PURPOSE: Previous studies have revealed that the activation of alpha(1) adrenergic receptors in urothelial cells releases neurotransmitters. We determined if alpha(1D) adrenergic receptors are expressed in the urothelium of the rat bladder and if inhibition of these receptors affects reflex voiding. MATERIALS AND METHODS: Female Wistar rats were used in the experiments. Receptor expression was evaluated by Western blot. The effects of receptor activation were studied using cystometrograms, measurement of adenosine triphosphate concentrations in the bladder lumen and afferent nerve recording. The alpha(1D) antagonist naftopidil (0.75 to 1.66 mg/kg) was administered intravenously into the external jugular vein. RESULTS: The expression of alpha(1D) adrenergic receptors was detected in urothelial tissue with Western blot and immunohistochemistry. The alpha(1D) receptor antagonist naftopidil prolonged the intercontraction interval during continuous infusion cystometrograms in conscious rats (143% of the control value) and suppressed the excitatory effect of intravesical infusion of acetic acid (0.1%) on the intercontraction interval (220%). Naftopidil inhibited the bladder afferent nerve activity induced by bladder distention (32.0%) and acetic acid infusion (30.4%), and decreased adenosine triphosphate levels in the bladder perfusate during bladder distention (36.6%). CONCLUSIONS: Endogenous catecholamines appear to act on alpha(1D) receptors in the urothelium to facilitate mechanosensitive bladder afferent nerve activity and reflex voiding.

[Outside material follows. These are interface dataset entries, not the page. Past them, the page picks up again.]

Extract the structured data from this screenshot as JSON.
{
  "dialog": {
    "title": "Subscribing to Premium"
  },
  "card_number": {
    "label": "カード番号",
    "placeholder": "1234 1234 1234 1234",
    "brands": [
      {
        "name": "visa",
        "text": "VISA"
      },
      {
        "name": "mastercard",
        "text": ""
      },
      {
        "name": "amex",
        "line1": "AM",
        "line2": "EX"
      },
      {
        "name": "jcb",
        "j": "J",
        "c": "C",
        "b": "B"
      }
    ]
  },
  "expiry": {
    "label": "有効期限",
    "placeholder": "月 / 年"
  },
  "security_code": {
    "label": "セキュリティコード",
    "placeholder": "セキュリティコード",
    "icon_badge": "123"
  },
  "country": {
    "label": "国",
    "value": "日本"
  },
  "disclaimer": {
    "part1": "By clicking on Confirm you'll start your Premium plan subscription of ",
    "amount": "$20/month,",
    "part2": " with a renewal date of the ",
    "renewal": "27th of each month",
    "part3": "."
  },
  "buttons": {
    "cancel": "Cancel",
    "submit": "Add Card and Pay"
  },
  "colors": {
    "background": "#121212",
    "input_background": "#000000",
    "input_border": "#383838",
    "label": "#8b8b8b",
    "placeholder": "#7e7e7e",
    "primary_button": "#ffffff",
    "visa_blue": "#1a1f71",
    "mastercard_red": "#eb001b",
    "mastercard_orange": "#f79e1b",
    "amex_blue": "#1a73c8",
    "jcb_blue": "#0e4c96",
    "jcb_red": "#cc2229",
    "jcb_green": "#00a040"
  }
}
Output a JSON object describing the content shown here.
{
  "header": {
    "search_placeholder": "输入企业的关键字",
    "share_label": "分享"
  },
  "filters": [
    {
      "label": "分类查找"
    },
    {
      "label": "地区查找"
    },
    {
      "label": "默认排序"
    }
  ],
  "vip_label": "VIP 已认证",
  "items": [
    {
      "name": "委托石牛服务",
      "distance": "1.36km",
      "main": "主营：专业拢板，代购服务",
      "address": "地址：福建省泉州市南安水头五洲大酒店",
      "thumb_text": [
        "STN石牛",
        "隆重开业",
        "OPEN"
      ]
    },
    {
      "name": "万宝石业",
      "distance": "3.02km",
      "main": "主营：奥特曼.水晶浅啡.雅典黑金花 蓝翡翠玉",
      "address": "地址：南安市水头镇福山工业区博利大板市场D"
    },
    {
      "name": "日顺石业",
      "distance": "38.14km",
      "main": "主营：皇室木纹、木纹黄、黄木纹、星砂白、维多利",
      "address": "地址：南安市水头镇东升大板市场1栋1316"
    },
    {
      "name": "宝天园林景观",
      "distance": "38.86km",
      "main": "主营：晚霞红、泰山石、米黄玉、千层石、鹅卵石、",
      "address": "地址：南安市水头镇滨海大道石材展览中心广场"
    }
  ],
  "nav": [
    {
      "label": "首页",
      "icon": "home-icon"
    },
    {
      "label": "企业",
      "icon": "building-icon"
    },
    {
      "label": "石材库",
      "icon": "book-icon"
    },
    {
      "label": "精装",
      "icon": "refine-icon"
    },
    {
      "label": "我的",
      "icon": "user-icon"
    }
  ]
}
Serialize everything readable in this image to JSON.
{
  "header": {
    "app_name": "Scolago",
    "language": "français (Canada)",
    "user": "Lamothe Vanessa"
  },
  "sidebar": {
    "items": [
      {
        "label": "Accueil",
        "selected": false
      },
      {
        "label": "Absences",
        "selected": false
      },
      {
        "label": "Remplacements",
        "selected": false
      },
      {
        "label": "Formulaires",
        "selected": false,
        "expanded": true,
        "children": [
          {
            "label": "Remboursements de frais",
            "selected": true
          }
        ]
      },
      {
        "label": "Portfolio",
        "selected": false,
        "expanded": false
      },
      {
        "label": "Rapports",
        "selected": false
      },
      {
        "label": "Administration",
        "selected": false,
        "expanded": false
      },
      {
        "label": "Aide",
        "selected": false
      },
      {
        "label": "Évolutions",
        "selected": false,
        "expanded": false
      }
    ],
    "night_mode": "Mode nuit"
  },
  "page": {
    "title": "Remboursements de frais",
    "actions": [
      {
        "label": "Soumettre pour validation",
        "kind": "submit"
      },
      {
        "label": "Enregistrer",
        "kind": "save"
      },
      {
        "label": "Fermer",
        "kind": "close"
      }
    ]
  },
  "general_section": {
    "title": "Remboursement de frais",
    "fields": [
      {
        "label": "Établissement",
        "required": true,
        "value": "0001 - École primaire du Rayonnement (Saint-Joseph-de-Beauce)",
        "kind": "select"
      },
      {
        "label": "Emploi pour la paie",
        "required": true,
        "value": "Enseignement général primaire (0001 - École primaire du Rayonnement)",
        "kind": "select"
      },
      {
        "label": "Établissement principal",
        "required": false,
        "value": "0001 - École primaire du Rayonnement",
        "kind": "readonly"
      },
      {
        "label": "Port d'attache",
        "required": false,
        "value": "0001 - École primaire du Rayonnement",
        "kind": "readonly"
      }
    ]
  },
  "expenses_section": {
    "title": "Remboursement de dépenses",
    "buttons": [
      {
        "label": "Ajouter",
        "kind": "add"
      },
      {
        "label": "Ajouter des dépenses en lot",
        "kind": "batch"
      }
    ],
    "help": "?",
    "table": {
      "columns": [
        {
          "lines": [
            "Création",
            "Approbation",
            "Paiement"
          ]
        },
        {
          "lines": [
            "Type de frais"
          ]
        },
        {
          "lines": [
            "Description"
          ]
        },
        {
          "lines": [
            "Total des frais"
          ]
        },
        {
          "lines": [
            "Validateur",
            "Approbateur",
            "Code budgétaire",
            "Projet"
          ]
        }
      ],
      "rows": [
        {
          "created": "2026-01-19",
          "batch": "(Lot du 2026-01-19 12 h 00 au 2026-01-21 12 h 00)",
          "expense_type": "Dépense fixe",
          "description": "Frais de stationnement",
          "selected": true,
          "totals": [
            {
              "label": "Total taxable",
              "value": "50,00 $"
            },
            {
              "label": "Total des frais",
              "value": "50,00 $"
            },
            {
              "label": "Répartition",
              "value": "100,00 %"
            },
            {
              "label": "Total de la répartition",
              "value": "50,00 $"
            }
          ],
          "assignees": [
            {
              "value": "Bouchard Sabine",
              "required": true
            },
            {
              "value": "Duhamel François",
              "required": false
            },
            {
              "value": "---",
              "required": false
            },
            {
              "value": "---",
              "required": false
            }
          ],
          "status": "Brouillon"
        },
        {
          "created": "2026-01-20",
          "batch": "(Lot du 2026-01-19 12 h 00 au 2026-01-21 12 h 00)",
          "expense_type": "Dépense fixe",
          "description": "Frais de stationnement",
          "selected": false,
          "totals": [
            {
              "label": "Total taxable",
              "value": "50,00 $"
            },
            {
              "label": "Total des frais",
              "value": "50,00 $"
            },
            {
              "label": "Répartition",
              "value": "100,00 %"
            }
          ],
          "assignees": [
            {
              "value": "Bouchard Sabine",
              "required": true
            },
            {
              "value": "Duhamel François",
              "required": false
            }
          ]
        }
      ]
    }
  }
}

Central muscarinic receptor subtypes regulating voiding in rats.
Kono M, Nakamura Y, Ishiura Y, Komatsu K, Kontani H, Namiki M
J Urol. 2006 Jan;175(1):353-7.

PURPOSE: Muscarinic receptors are distributed widely in the brain. A recent study revealed that central muscarinic receptors are involved in voiding regulation. However, to our knowledge the role of each muscarinic receptor subtype has not been resolved. Therefore, we evaluated the effect of intracerebroventricular administration of selective muscarinic M1 to M4 receptor antagonists on voiding function in rats. MATERIALS AND METHODS: Female Sprague-Dawley rats were cannulated for intracerebroventricular infusion under halothane anesthesia. In experiment 1 cystometry was performed in conscious rats, and BC and maximal voiding pressure were measured. In experiment 2 a catheter was inserted via the bladder dome to the bladder neck and UPP was measured by saline infusion. Repeat cystostomy was performed, and saline infusion and discharge saline, BC, maximal IVP and minimal UPP were measured in conscious rats. Pirenzepine, methoctramine, pFHHSiD and MT-3 were used as selective M1, M2, M3 and M4 muscarinic receptor antagonists, respectively, which were injected intracerebroventricularly. RESULTS: In experiment 1 pirenzepine and pFHHSiD increased BC and decreased maximal voiding pressure. Methoctramine and MT-3 decreased BC. In experiment 2 pirenzepine and pFHHSiD increased BC and minimal UPP, and decreased maximal IVP. Methoctramine and MT-3 decreased BC and maximal IVP. Minimal UPP remained unchanged. CONCLUSIONS: Intracerebroventricular administration of muscarinic M1 and M3 receptor antagonists inhibited urination in conscious rats, while M2 and M4 receptor antagonists induced excitatory changes.